These are the shopping experiences that were valued and driven by the purveyor-consumer relationship. But these are also the experiences lost over the last 30 years, according to Moin Moinuddin, Head of Product for Integrated Payments at Vantiv. And although this retail model as we knew it has largely disappeared, it is the eTailers and not the retailers who have, to some extent, brought it back, and at scale, through technology.
eTailer Vs. Retailer
ETailers have re-established the customer-purveyor relationship, in some way, but it still has a long way to go. Amazon’s personalization is impressive; the site keeps track of a consumer’s buying history, subscriptions can be initiated for repeat orders and wish lists keep track of items that the consumer might choose to buy later.
The retailer, however, cannot establish such a relationship, because the systems and technology in the physical retail space are not there — yet.
“The online environment gives eTailers an advantage because technology provides customer intimacy. For retailers, general merchandizing has become so huge that the customer touch is lost because of the size of the store and huge turnover of employees.”
“You won’t see the same clerk every day anymore,” says Moinuddin. But coming to the retailer’s rescue is consumers’ addiction to and reliance on mobile phones, which Moinuddin explains like so: “We might realize at the end of the day that we forgot our wallets, but we realize that we’ve forgotten our phone as soon as we walk out the door.”
This ubiquity of mobile phones has encouraged retailers to invest in technology, such as beacons and Bluetooth, which can send notifications to shoppers in-store.
Retailers are also investing in the data side — collecting and analyzing data and then using it to provide custom experiences based on customer profiles.
A lack of engagement by consumers is telling retailers that they are losing customers to the online experience, and they need to provide a more personalized and customized experience in order to compete.
“Unless retailers transform, they are going to be history,” says Moinuddin.
From POS To POE
Changing POS technology is a massive undertaking for any retailer in terms of the cost and retraining staff, but one big change is the use of location-based, opt-in technology that helps retailers to get to know the customer and respond to the consumers’ needs as soon as they walk in the store.
According to Moinuddin: “A big change is connection with the cloud. Wi-Fi and connectivity are making POS not simply a disconnected, dumb terminal but more like a connected ePoint where customer interaction happens.”
By scanning a loyalty card or with phone proximity technology, the POS knows who the consumer is, their buying history and what offers to push to that consumer, but it may be too late by then.
“The point is to move away from point of sales to point of entry. One goal is for retailers to be able to send offers to the consumer that fit their wish list as soon as they walk in the store and to guide them to where they need to be,” says Moinuddin.
User identification technology and beacons, which are small wireless devices located in aisles that connect to other devices via Bluetooth signal, can push notifications to consumers as they walk by. They can also help retailers gather data for the retailer. Retailers can leverage the data and also use this technology to rearrange their stores according to traffic flow and to encourage more visitors to the store.
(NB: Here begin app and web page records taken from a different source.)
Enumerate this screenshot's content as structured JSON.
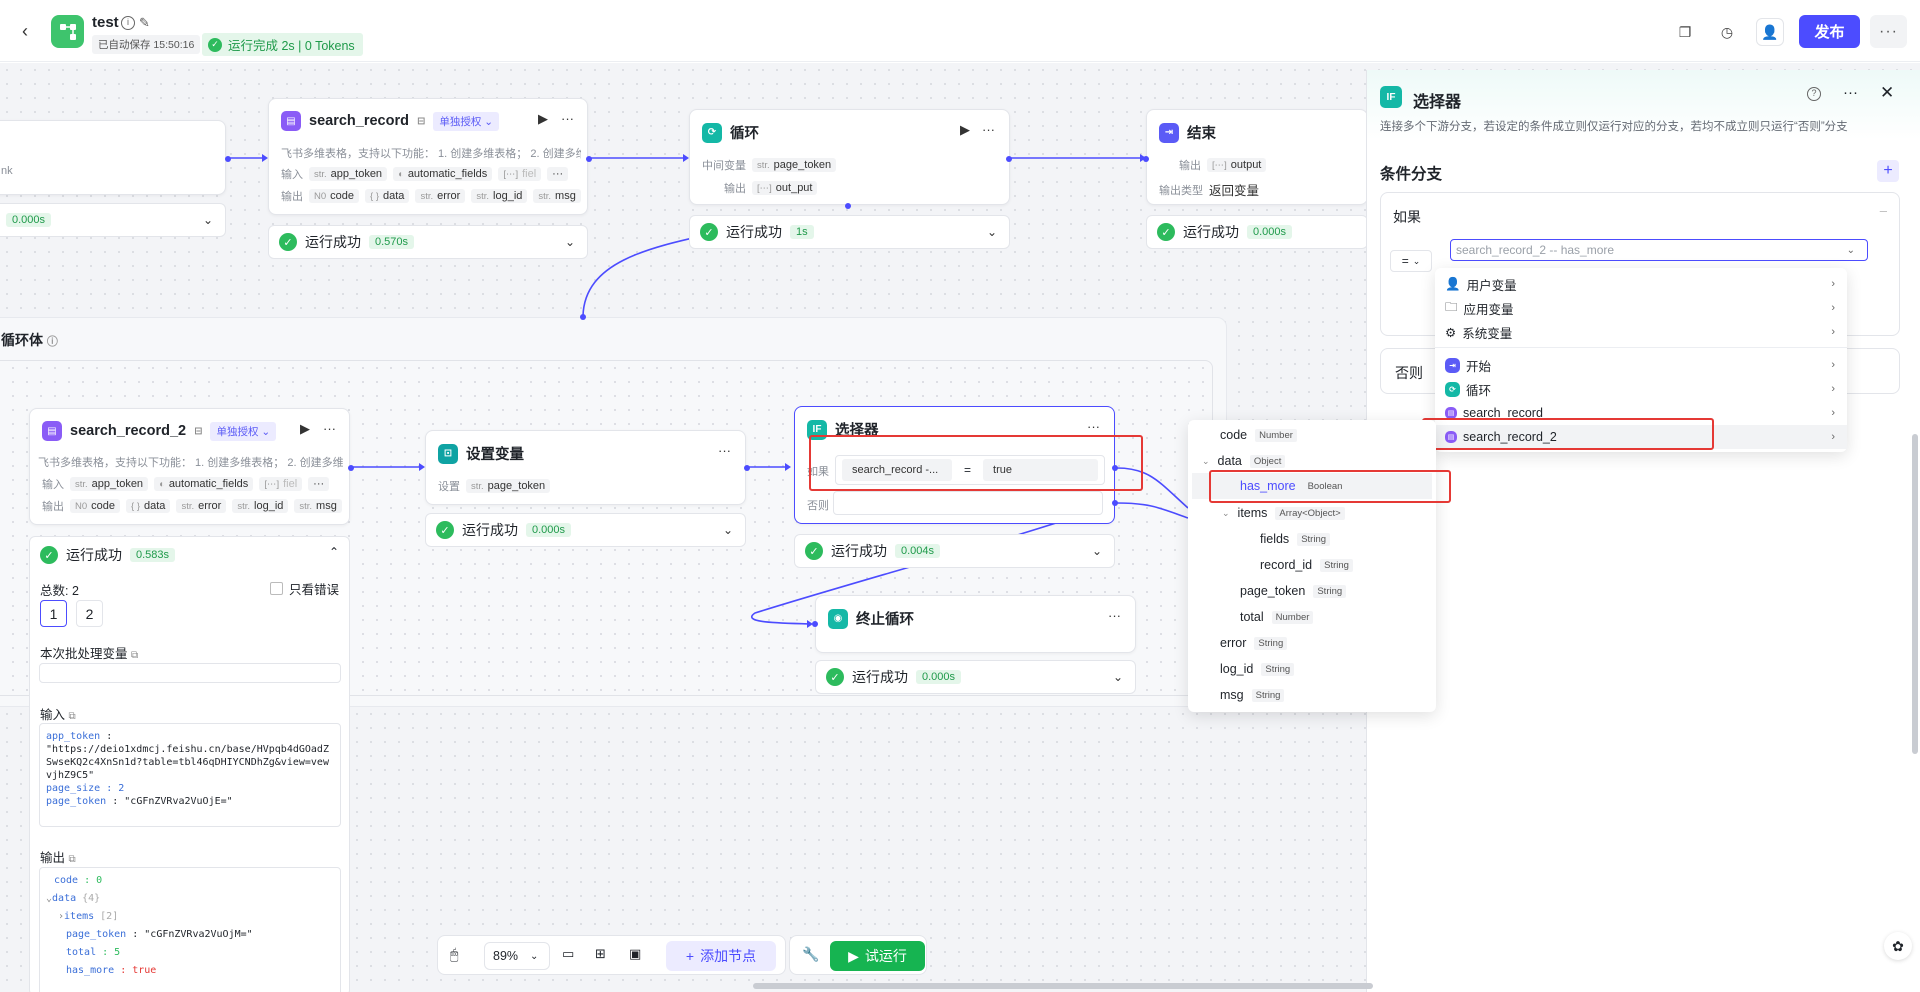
{
  "header": {
    "title": "test",
    "autosave": "已自动保存 15:50:16",
    "run_status": "运行完成 2s | 0 Tokens",
    "publish_label": "发布"
  },
  "nodes": {
    "left_partial": {
      "suffix": "nk",
      "time": "0.000s"
    },
    "search_record": {
      "title": "search_record",
      "auth": "单独授权",
      "desc": "飞书多维表格，支持以下功能：  1. 创建多维表格；  2. 创建多维...",
      "input_label": "输入",
      "inputs": [
        "app_token",
        "automatic_fields",
        "fiel"
      ],
      "output_label": "输出",
      "outputs": [
        [
          "N0",
          "code"
        ],
        [
          "{ }",
          "data"
        ],
        [
          "str.",
          "error"
        ],
        [
          "str.",
          "log_id"
        ],
        [
          "str.",
          "msg"
        ]
      ],
      "status": "运行成功",
      "time": "0.570s"
    },
    "loop": {
      "title": "循环",
      "mid_var_label": "中间变量",
      "mid_var": "page_token",
      "output_label": "输出",
      "output": "out_put",
      "status": "运行成功",
      "time": "1s"
    },
    "end": {
      "title": "结束",
      "output_label": "输出",
      "output": "output",
      "type_label": "输出类型",
      "type_value": "返回变量",
      "status": "运行成功",
      "time": "0.000s"
    },
    "loopbody": {
      "title": "循环体"
    },
    "search_record_2": {
      "title": "search_record_2",
      "auth": "单独授权",
      "desc": "飞书多维表格，支持以下功能：  1. 创建多维表格；  2. 创建多维...",
      "input_label": "输入",
      "inputs": [
        "app_token",
        "automatic_fields",
        "fiel"
      ],
      "output_label": "输出",
      "outputs": [
        [
          "N0",
          "code"
        ],
        [
          "{ }",
          "data"
        ],
        [
          "str.",
          "error"
        ],
        [
          "str.",
          "log_id"
        ],
        [
          "str.",
          "msg"
        ]
      ],
      "status": "运行成功",
      "time": "0.583s",
      "total": "总数: 2",
      "only_errors": "只看错误",
      "pages": [
        "1",
        "2"
      ],
      "batch_var_label": "本次批处理变量",
      "input_section": "输入",
      "input_lines": [
        [
          "app_token",
          " : "
        ],
        [
          "",
          "\"https://deio1xdmcj.feishu.cn/base/HVpqb4dGOadZSwseKQ2c4XnSn1d?table=tbl46qDHIYCNDhZg&view=vewvjhZ9C5\""
        ],
        [
          "page_size",
          " : 2"
        ],
        [
          "page_token",
          " : \"cGFnZVRva2VuOjE=\""
        ]
      ],
      "output_section": "输出",
      "output_lines": [
        [
          "code",
          " : 0"
        ],
        [
          "data",
          " {4}"
        ],
        [
          "items",
          " [2]"
        ],
        [
          "page_token",
          " : \"cGFnZVRva2VuOjM=\""
        ],
        [
          "total",
          " : 5"
        ],
        [
          "has_more",
          " : true"
        ]
      ]
    },
    "set_var": {
      "title": "设置变量",
      "set_label": "设置",
      "var": "page_token",
      "status": "运行成功",
      "time": "0.000s"
    },
    "selector": {
      "title": "选择器",
      "if_label": "如果",
      "cond_left": "search_record -...",
      "op": "=",
      "cond_right": "true",
      "else_label": "否则",
      "status": "运行成功",
      "time": "0.004s"
    },
    "break_loop": {
      "title": "终止循环",
      "status": "运行成功",
      "time": "0.000s"
    }
  },
  "right_panel": {
    "title": "选择器",
    "description": "连接多个下游分支，若设定的条件成立则仅运行对应的分支，若均不成立则只运行“否则”分支",
    "section_title": "条件分支",
    "if_label": "如果",
    "operator": "=",
    "selected_var": "search_record_2 -- has_more",
    "else_label": "否则"
  },
  "dropdown": {
    "items": [
      "用户变量",
      "应用变量",
      "系统变量",
      "开始",
      "循环",
      "search_record",
      "search_record_2"
    ]
  },
  "submenu": {
    "items": [
      {
        "name": "code",
        "type": "Number"
      },
      {
        "name": "data",
        "type": "Object"
      },
      {
        "name": "has_more",
        "type": "Boolean"
      },
      {
        "name": "items",
        "type": "Array<Object>"
      },
      {
        "name": "fields",
        "type": "String"
      },
      {
        "name": "record_id",
        "type": "String"
      },
      {
        "name": "page_token",
        "type": "String"
      },
      {
        "name": "total",
        "type": "Number"
      },
      {
        "name": "error",
        "type": "String"
      },
      {
        "name": "log_id",
        "type": "String"
      },
      {
        "name": "msg",
        "type": "String"
      }
    ]
  },
  "toolbar": {
    "zoom": "89%",
    "add_node": "添加节点",
    "trial_run": "试运行"
  },
  "colors": {
    "accent": "#4c4cff",
    "success": "#2dbb5d",
    "highlight": "#e53935"
  }
}
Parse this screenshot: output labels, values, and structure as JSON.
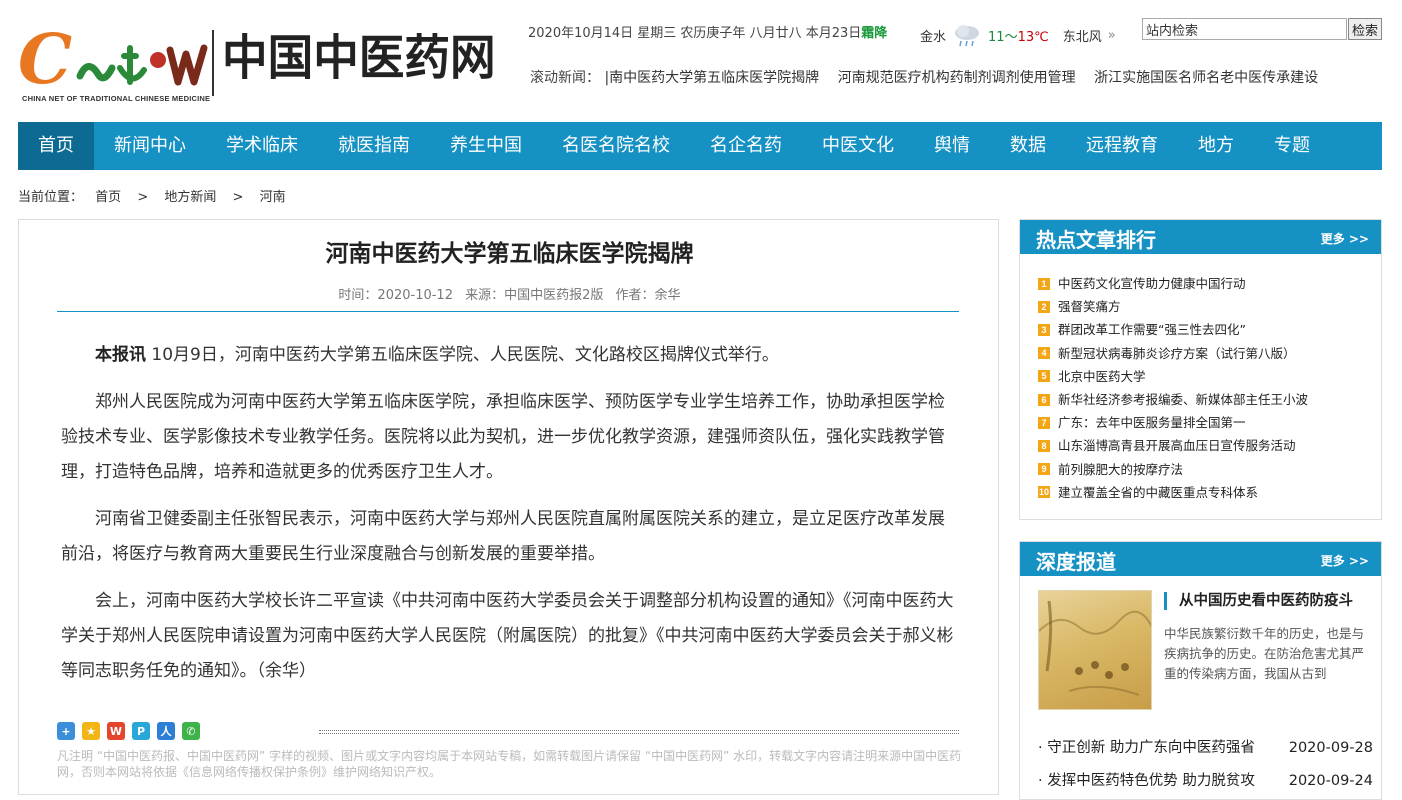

So far, the effectiveness of this technology is not certain, and there is still a long road to travel. According to Moinuddin, citing Forrester: “Only 3 percent of retailers have deployed this technology and are still experimenting, and about 16 percent want to do something. But the uptick is pretty low, and the business case for the beacon is still to be proven.”
Check The Checkout
Uber has perfected the frictionless checkout by eliminating it completely; Uber riders get out of the car and they’re done — the payment transaction is all done in the background. Can this model be applied to retail stores, where the consumer perhaps has a running amount showing on the cart and can walk out any time with the payment taken care of by the card on file?
Moinuddin thinks so. It’s just a matter of integrating the right technologies and collecting the right data so that POS can become POE.
“Retailers have an enormous amount of data that is underutilized. They should use that and technologies, such as machine learning, to provide a more personalized and customized experience for consumers. Because whoever tackles that can definitely transform retail in the next five to 10 years.”